- **TASK TO COMPLETE**:
The records appear below. Copy each one exactly.

Web page and app entries:

◆ ◆ ◆ ◆ ◆ ◆ ◆

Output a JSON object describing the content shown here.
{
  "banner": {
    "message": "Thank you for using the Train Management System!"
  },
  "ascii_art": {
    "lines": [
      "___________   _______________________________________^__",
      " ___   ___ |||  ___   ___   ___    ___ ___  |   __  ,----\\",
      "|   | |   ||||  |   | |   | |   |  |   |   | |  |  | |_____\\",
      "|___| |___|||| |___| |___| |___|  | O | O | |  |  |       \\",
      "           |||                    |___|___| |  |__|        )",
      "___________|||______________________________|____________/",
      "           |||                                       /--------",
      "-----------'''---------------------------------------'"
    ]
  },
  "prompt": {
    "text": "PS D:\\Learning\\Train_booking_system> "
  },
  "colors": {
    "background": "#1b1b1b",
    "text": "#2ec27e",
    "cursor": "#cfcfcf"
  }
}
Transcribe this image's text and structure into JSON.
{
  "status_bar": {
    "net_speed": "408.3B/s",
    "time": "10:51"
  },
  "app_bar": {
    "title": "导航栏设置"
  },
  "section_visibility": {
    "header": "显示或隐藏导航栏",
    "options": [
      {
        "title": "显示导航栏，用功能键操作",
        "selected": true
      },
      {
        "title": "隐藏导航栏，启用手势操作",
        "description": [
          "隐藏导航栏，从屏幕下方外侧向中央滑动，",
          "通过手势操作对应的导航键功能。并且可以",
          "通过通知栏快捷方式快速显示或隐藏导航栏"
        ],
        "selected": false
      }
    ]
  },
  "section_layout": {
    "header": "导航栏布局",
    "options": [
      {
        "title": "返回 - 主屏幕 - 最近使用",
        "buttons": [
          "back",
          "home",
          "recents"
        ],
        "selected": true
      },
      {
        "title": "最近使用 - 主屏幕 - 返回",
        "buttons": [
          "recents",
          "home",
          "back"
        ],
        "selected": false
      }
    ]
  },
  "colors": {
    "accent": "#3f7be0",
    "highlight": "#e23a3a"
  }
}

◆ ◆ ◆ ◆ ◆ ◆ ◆

- **TASK SOLUTION**:
Output a JSON object describing the content shown here.
{
  "banner": {
    "message": "Thank you for using the Train Management System!"
  },
  "ascii_art": {
    "lines": [
      "___________   _______________________________________^__",
      " ___   ___ |||  ___   ___   ___    ___ ___  |   __  ,----\\",
      "|   | |   ||||  |   | |   | |   |  |   |   | |  |  | |_____\\",
      "|___| |___|||| |___| |___| |___|  | O | O | |  |  |       \\",
      "           |||                    |___|___| |  |__|        )",
      "___________|||______________________________|____________/",
      "           |||                                       /--------",
      "-----------'''---------------------------------------'"
    ]
  },
  "prompt": {
    "text": "PS D:\\Learning\\Train_booking_system> "
  },
  "colors": {
    "background": "#1b1b1b",
    "text": "#2ec27e",
    "cursor": "#cfcfcf"
  }
}
Transcribe this image's text and structure into JSON.
{
  "status_bar": {
    "net_speed": "408.3B/s",
    "time": "10:51"
  },
  "app_bar": {
    "title": "导航栏设置"
  },
  "section_visibility": {
    "header": "显示或隐藏导航栏",
    "options": [
      {
        "title": "显示导航栏，用功能键操作",
        "selected": true
      },
      {
        "title": "隐藏导航栏，启用手势操作",
        "description": [
          "隐藏导航栏，从屏幕下方外侧向中央滑动，",
          "通过手势操作对应的导航键功能。并且可以",
          "通过通知栏快捷方式快速显示或隐藏导航栏"
        ],
        "selected": false
      }
    ]
  },
  "section_layout": {
    "header": "导航栏布局",
    "options": [
      {
        "title": "返回 - 主屏幕 - 最近使用",
        "buttons": [
          "back",
          "home",
          "recents"
        ],
        "selected": true
      },
      {
        "title": "最近使用 - 主屏幕 - 返回",
        "buttons": [
          "recents",
          "home",
          "back"
        ],
        "selected": false
      }
    ]
  },
  "colors": {
    "accent": "#3f7be0",
    "highlight": "#e23a3a"
  }
}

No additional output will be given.